WHAT THE TASK ASKS: Provide only the number of lines in the listing that contain the word "Round".

[INPUT — start]

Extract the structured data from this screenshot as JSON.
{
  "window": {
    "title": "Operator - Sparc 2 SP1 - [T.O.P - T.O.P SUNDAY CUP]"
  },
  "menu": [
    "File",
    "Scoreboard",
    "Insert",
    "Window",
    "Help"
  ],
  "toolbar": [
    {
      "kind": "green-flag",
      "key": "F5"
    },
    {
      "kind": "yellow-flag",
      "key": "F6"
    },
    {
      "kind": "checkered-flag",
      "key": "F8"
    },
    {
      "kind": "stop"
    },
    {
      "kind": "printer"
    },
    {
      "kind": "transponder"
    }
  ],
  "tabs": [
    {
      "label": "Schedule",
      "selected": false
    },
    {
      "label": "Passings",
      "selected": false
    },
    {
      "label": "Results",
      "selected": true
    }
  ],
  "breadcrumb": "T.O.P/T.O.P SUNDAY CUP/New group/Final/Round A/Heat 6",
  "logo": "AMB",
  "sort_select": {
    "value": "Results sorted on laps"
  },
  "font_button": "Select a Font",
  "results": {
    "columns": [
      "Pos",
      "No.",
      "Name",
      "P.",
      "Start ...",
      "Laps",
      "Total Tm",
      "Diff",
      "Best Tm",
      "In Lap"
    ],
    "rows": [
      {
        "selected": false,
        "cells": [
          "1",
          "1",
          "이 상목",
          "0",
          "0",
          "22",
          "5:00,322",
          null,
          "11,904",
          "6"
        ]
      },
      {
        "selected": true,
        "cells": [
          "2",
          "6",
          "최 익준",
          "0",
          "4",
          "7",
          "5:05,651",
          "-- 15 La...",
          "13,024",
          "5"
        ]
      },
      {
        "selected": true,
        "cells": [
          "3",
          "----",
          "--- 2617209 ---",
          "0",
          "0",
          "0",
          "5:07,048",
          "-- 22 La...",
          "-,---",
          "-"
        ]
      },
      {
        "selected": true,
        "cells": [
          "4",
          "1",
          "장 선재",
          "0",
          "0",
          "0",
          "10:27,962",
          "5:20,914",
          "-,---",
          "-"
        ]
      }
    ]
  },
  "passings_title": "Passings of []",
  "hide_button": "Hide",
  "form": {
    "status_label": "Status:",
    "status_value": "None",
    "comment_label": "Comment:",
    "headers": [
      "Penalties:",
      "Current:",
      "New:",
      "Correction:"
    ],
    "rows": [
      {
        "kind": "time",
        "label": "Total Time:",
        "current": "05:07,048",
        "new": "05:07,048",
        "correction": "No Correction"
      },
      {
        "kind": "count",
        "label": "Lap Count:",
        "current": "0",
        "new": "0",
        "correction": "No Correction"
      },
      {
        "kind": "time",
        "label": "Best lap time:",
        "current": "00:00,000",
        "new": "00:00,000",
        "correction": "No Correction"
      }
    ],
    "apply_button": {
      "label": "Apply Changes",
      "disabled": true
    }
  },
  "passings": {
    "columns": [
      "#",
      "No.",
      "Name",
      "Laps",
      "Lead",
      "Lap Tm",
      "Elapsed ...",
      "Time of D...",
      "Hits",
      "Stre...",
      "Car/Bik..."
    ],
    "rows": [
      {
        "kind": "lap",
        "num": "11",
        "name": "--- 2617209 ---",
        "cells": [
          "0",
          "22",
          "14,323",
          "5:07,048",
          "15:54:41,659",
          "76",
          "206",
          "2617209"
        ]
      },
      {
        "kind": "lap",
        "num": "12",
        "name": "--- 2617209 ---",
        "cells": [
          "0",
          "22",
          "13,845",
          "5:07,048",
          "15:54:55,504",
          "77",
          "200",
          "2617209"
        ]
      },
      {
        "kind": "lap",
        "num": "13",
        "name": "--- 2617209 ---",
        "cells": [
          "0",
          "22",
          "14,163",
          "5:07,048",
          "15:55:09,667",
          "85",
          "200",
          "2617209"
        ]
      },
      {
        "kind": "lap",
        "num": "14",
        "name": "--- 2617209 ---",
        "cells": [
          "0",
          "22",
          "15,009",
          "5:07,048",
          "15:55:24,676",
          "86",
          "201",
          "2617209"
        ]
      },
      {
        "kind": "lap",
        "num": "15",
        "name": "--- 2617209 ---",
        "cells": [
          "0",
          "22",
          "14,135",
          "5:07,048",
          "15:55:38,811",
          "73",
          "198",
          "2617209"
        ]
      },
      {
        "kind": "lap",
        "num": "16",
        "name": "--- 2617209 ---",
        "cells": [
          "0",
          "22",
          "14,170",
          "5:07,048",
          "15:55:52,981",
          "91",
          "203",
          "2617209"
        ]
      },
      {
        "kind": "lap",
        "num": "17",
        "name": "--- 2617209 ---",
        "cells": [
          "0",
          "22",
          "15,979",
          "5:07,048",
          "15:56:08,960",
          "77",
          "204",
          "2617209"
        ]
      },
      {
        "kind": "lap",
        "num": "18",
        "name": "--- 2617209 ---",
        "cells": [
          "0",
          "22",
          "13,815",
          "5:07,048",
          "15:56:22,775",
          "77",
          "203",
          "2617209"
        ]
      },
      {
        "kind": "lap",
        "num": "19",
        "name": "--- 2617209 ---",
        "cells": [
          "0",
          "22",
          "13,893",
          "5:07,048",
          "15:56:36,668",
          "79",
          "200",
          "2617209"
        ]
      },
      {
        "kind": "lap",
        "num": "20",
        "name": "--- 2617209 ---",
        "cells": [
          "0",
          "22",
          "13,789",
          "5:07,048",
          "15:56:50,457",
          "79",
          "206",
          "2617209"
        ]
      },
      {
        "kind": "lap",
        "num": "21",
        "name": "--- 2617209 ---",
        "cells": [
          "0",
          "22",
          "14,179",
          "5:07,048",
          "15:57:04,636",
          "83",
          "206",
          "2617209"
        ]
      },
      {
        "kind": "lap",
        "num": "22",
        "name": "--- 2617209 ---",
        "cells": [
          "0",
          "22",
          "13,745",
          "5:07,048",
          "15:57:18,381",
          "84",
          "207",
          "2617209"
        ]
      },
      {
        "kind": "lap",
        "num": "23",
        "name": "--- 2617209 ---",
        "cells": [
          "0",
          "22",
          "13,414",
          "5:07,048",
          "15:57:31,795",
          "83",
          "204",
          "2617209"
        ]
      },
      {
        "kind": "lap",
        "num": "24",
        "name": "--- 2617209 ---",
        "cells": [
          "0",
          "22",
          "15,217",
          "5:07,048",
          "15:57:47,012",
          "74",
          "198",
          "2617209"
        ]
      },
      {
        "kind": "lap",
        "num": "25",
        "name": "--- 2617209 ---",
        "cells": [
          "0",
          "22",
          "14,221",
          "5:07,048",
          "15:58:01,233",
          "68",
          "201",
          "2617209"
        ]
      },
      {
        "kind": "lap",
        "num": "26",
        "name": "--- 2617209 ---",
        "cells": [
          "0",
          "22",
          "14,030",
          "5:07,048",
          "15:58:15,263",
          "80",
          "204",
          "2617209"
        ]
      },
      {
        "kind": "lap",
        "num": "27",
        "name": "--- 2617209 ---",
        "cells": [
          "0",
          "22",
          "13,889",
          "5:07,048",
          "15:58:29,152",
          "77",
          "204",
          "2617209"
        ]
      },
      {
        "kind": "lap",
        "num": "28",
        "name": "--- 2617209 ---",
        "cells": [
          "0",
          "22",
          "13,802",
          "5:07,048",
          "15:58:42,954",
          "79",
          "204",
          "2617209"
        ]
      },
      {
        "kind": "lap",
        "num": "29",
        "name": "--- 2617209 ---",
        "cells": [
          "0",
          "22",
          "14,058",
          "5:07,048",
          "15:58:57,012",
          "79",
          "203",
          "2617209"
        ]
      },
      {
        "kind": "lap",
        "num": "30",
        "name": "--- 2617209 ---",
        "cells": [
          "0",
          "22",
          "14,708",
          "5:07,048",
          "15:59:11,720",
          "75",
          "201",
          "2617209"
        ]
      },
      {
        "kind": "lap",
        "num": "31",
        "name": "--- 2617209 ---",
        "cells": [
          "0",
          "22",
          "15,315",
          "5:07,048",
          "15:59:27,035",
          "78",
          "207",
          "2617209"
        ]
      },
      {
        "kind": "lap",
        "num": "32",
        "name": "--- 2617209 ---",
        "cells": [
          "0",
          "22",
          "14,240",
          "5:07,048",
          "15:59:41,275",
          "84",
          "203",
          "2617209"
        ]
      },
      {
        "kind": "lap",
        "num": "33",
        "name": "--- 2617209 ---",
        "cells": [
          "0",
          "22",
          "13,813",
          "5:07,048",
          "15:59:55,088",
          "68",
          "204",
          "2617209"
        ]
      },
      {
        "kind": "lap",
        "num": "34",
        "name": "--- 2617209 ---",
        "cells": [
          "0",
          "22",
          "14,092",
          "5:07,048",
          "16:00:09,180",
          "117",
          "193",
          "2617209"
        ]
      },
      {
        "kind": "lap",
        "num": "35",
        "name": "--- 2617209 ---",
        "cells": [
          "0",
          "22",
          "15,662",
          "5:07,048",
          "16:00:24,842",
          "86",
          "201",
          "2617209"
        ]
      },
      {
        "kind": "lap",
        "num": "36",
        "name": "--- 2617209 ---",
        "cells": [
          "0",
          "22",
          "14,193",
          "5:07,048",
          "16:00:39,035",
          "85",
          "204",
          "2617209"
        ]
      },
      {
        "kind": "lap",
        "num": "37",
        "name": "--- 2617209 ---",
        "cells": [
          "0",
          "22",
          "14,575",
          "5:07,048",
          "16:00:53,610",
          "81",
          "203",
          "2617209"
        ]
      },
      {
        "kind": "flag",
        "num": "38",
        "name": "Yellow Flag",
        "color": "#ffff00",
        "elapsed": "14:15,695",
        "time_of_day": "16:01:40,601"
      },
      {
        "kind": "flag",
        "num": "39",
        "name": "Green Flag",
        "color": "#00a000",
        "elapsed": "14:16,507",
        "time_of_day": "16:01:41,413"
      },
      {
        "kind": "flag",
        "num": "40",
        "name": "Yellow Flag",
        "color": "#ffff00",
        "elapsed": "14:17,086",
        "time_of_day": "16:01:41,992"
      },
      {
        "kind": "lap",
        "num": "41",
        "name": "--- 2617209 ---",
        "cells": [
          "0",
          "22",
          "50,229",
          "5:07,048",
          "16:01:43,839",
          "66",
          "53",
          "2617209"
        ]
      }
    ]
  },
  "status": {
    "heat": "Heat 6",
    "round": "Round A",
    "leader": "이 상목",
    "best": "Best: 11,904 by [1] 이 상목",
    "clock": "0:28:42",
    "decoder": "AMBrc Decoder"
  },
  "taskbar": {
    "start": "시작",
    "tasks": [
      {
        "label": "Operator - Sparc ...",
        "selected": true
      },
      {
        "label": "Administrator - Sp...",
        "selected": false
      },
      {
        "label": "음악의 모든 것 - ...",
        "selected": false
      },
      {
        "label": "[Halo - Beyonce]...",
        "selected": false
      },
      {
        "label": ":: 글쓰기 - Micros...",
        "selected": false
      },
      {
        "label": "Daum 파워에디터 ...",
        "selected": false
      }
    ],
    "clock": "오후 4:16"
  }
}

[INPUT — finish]

EXERCISE RESPONSE: 2